* What you need to do: As the answer, give every line of the records that includes the word "name".

* Supplied records:

┌────────

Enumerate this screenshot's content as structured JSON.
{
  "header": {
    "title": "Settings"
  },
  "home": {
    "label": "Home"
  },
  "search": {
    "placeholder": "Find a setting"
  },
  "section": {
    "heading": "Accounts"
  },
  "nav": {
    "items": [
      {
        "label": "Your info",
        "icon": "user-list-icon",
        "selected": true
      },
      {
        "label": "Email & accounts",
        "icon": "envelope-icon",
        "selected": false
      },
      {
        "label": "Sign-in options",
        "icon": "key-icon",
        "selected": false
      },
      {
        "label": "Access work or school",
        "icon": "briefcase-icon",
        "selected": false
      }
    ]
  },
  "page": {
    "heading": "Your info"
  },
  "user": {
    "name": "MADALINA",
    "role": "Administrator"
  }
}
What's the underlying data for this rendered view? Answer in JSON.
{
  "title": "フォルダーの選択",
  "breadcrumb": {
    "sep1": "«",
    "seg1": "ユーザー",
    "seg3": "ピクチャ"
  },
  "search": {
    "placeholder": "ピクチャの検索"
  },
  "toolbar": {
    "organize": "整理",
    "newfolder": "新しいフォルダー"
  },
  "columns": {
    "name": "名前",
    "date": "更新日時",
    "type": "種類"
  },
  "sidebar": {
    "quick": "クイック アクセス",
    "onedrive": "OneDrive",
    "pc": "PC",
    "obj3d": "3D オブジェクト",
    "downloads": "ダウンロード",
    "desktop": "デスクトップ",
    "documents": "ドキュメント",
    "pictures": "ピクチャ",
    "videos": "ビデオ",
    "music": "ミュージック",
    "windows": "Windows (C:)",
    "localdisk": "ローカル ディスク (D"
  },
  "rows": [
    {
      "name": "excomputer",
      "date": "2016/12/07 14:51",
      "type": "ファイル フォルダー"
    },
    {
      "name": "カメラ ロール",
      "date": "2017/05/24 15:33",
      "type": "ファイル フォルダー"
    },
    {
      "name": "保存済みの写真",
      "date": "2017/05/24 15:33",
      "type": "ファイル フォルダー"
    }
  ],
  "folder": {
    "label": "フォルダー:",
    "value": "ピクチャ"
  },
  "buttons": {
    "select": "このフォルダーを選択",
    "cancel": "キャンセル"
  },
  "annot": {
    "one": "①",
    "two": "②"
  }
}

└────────

* Written response:
    "name": "MADALINA",
    "name": "名前",
      "name": "excomputer",
      "name": "カメラ ロール",
      "name": "保存済みの写真",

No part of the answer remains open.